An intimate relationship between two men that doesn’t involve sex. Possibly.

Francesca Bertolini understands this. When she gave me a copy of her beautiful book, “…sotto il prossimo“, I wasn’t quite sure what to expect. The images you see here are a study of this relationship and she likens the quickness of a barber’s hand to the delicate, rapid beating of a butterfly’s wings. Exquisite.

Mad About the Boy

Zach Condon has a band called Beirut. You could quite call Zach a nerd and I’m sure Zach was called all sorts of things prophylactic in high school due to his surname. But we wont go there. Zach’s music is very good. Sort of Eastern Europe Slovenian folk pop. Quite tender. Sometimes tinged with melancholy. Zach plays amongst other things, the ukelele, accordion, glockenspiel, and mandolin but perhaps not the fiddle. I’m sure that he could if he tried. Zach should wear  Prada next winter. A lot of the looks seem like they tumbled out of his wardrobe. Zach seems like a very nice guy.
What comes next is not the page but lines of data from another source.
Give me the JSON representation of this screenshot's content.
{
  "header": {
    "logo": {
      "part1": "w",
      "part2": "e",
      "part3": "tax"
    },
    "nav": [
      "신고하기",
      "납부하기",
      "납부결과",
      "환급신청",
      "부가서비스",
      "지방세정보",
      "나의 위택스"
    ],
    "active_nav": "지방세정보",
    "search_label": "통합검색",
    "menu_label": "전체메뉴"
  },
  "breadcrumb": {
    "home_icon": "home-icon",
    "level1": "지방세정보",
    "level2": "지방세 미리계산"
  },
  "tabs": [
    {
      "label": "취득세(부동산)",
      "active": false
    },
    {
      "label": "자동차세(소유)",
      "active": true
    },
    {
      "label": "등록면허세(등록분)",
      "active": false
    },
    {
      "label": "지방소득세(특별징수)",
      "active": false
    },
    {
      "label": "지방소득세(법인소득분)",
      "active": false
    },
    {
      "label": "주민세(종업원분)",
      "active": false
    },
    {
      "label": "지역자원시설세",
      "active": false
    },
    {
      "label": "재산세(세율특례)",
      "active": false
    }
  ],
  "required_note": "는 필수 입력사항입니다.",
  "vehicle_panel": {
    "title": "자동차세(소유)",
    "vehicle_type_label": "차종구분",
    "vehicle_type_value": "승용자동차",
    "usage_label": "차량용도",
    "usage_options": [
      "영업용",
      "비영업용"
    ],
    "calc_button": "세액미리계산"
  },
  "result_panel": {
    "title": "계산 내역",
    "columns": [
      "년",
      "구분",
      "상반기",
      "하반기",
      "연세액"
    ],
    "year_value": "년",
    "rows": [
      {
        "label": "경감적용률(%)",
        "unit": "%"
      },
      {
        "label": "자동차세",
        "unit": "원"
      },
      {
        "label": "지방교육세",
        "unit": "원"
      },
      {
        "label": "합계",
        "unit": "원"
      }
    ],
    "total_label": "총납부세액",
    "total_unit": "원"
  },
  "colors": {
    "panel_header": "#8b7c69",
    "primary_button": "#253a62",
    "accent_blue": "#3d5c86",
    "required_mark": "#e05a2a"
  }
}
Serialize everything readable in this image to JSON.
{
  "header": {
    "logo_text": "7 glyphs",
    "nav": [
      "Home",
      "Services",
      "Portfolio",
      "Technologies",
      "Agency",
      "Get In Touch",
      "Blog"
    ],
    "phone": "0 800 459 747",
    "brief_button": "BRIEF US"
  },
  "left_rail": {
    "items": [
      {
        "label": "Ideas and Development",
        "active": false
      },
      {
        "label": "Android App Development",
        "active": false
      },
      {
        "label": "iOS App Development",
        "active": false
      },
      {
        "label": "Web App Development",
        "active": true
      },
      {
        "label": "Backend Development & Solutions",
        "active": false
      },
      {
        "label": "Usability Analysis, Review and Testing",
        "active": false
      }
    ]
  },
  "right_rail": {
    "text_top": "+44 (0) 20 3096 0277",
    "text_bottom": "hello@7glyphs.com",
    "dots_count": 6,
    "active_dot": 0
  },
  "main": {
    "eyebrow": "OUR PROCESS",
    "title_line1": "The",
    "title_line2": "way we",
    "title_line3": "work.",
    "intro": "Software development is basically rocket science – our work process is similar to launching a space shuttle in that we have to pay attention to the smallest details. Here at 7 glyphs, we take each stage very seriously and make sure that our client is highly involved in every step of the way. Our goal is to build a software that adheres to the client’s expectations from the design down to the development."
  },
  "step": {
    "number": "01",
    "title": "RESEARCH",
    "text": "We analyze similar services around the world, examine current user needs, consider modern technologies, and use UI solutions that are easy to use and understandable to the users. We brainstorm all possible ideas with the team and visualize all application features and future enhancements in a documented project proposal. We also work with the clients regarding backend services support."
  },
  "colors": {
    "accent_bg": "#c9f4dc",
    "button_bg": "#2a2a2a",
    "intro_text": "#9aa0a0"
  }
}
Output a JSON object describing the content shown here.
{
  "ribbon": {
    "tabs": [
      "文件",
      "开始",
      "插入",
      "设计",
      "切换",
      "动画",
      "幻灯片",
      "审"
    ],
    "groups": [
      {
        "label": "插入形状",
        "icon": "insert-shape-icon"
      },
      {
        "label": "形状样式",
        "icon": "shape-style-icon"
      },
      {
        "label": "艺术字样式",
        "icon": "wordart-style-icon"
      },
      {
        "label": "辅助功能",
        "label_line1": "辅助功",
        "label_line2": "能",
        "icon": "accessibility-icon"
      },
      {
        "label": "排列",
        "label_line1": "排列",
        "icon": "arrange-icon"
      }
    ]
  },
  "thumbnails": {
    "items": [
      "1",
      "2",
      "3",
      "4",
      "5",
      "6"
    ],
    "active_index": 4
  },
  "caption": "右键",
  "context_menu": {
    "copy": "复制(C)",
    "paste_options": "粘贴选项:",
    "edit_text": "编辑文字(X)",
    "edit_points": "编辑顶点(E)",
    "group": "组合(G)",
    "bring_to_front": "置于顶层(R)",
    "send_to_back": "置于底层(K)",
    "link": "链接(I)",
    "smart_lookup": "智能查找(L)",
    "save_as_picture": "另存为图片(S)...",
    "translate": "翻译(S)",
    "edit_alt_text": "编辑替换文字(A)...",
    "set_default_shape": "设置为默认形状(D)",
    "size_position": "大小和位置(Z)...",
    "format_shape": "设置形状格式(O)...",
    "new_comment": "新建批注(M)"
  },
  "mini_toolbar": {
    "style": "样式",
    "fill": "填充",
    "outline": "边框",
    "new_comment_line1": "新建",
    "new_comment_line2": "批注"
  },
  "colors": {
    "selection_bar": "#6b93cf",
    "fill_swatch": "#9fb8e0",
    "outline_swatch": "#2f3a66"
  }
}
www.beirutband.com

Cordon Bluff: Come home to Momma

Prada Menswear Autumn-Winter 2010 [www.wwd.com]

The opening section of the Prada show felt the strongest. Even though it felt like the label was treading water/ reissuing house classics it somehow came across as fresh and looked cute, a word seldom used when describing menswear. The play on proportions was subtle and it quietly twisted classics. See the collegiate blazers in camel paired with shrunken, almost feminine marl knits. Bookish.

There’s an ease about these looks that makes them feel relevant and desirable. So much of the other shows were a bit over-styled or too focussed on youth culture. There’s a late 60s/70s vibe about the collection. Sort of a renegade librarian. The abstract camo prints that played on the idea of formica hinted at Julia Child whose life was brought to celluloid by Meryl Streep last year. In fact, the whole show seemed like it could have been inspired by Julia’s imaginary boffin son, home from Yale for thanksgiving, hanging out in the kitchen with momma, circa 1975.

What better way to usher in the new menswear collections than with a tribute to Oscar Wilde’s  A Picture of Dorian Gray? The novel was reissued Four Corners Books in a magazine format entitled “A Young Man of Extraordinary Personal Beauty”. The cover is in an unusual shade of sky blue but I’ve presented it here in monotone. I treasure it so much that I still keep it in its original cellophane sleeve. The artwork was by Gareth Jones and the book was designed by John Morgan.

Dorian Discarded: Unknown painting that resides in the toilet of the Clark & Reilly Gallery, West London